Task to complete: In the listing below, every line with the word "data" needs to be copied.

Content starts

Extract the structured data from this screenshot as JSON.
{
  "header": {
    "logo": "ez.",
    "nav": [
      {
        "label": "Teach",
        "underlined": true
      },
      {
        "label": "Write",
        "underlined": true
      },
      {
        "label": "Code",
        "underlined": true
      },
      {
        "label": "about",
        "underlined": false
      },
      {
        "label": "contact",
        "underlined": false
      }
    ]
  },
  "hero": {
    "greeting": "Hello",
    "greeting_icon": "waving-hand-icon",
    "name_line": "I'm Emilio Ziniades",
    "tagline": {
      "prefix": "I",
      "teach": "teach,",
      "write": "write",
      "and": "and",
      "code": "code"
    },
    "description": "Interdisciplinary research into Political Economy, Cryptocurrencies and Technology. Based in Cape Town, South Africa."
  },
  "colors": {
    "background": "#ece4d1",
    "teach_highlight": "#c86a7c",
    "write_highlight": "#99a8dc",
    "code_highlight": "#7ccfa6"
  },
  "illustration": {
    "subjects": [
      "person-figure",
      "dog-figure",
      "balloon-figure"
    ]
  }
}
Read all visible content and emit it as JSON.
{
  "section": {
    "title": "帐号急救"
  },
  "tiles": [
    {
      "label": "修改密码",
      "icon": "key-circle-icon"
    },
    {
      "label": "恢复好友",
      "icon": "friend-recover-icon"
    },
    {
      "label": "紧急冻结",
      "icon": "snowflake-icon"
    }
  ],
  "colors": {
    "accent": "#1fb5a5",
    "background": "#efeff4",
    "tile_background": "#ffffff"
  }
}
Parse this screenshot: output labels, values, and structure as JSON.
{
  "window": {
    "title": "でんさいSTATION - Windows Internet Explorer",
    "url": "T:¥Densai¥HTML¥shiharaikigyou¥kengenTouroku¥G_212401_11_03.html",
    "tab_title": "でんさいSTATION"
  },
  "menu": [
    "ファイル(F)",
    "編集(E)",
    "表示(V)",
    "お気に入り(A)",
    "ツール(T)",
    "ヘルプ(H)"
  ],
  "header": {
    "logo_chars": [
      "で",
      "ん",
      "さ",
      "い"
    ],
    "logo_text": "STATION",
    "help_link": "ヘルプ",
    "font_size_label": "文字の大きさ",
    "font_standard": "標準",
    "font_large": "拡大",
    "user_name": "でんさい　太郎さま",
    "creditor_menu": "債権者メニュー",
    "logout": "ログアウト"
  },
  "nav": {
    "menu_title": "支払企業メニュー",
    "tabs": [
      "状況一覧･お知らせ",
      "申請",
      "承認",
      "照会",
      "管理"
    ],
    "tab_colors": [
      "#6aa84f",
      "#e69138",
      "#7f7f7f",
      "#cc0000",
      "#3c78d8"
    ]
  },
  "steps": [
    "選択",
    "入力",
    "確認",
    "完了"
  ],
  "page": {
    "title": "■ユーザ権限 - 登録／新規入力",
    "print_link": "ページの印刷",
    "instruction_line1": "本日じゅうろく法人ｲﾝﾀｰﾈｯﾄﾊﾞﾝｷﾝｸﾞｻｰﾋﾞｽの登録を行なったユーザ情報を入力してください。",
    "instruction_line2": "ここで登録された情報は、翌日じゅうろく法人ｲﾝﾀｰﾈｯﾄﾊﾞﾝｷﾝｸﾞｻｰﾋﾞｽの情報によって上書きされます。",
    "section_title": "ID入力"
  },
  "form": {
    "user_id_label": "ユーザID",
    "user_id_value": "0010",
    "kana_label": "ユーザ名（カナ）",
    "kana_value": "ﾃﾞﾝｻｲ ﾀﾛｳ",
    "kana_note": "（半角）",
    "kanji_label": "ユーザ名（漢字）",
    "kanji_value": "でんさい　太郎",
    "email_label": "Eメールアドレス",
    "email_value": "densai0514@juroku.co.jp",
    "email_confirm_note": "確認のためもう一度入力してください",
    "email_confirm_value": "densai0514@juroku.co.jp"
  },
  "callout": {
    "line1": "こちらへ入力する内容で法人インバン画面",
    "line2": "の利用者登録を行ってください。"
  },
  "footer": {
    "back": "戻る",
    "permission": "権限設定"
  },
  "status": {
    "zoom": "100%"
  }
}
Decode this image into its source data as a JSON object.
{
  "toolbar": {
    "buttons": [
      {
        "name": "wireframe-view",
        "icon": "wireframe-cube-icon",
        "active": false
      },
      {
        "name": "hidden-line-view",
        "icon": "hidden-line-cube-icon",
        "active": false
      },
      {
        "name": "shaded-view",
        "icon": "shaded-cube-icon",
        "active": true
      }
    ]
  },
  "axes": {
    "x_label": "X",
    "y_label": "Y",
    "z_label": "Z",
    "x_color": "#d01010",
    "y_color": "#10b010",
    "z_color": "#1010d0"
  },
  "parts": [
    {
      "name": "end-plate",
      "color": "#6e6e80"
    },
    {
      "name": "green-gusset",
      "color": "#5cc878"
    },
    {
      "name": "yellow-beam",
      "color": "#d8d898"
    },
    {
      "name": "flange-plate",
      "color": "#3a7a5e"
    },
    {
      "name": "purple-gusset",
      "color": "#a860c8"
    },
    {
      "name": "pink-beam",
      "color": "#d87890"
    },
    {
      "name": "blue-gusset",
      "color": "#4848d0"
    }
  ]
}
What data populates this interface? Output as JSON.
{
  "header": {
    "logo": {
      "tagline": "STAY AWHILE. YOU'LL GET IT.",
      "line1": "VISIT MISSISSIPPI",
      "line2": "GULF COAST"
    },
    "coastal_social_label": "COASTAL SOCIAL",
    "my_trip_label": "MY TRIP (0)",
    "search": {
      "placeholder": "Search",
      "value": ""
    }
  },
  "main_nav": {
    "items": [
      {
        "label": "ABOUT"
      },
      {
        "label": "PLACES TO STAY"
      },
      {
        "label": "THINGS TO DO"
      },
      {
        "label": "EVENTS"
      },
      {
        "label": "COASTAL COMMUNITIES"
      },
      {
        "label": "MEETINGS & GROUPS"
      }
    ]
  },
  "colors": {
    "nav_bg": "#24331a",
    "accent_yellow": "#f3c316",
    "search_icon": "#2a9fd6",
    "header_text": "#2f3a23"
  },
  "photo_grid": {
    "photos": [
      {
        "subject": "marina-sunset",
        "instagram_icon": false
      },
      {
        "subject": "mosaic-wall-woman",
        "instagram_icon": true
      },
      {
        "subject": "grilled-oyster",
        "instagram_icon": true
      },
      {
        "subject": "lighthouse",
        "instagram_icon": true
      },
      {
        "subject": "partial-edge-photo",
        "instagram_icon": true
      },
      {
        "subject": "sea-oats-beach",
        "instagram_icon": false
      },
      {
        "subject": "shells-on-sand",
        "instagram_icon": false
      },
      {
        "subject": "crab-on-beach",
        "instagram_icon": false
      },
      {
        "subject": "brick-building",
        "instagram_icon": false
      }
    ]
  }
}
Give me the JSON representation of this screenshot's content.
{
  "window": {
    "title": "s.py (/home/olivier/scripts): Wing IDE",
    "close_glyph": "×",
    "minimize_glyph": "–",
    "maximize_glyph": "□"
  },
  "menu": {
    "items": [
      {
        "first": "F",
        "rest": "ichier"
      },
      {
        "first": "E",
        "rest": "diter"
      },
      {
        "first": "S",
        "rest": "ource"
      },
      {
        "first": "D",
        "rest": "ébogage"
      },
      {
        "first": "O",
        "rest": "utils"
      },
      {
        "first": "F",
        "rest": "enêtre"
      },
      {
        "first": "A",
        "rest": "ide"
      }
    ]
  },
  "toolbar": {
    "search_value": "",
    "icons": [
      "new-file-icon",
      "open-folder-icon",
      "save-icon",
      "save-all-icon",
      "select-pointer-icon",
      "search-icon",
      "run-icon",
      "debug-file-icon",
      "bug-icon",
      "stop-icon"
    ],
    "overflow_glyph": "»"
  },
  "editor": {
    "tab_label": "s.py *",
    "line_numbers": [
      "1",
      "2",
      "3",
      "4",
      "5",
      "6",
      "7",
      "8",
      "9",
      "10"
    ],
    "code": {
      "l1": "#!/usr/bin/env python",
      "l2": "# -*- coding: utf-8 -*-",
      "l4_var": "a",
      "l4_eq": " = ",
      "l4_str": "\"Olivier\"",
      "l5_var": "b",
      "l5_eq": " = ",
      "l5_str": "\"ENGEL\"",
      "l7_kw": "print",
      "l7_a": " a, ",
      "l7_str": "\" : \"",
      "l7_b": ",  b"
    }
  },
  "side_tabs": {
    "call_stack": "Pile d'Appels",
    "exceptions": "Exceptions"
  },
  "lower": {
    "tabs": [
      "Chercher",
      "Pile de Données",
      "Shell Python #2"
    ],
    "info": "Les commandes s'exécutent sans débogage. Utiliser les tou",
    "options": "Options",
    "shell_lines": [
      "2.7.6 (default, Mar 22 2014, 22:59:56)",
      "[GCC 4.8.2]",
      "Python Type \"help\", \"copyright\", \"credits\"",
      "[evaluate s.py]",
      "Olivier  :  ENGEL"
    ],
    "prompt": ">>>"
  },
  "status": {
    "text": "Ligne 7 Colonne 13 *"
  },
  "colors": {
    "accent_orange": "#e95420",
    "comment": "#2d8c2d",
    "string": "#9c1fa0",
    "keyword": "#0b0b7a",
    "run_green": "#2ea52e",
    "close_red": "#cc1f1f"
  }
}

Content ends

Response to this exercise:
Extract the structured data from this screenshot as JSON.
Decode this image into its source data as a JSON object.
What data populates this interface? Output as JSON.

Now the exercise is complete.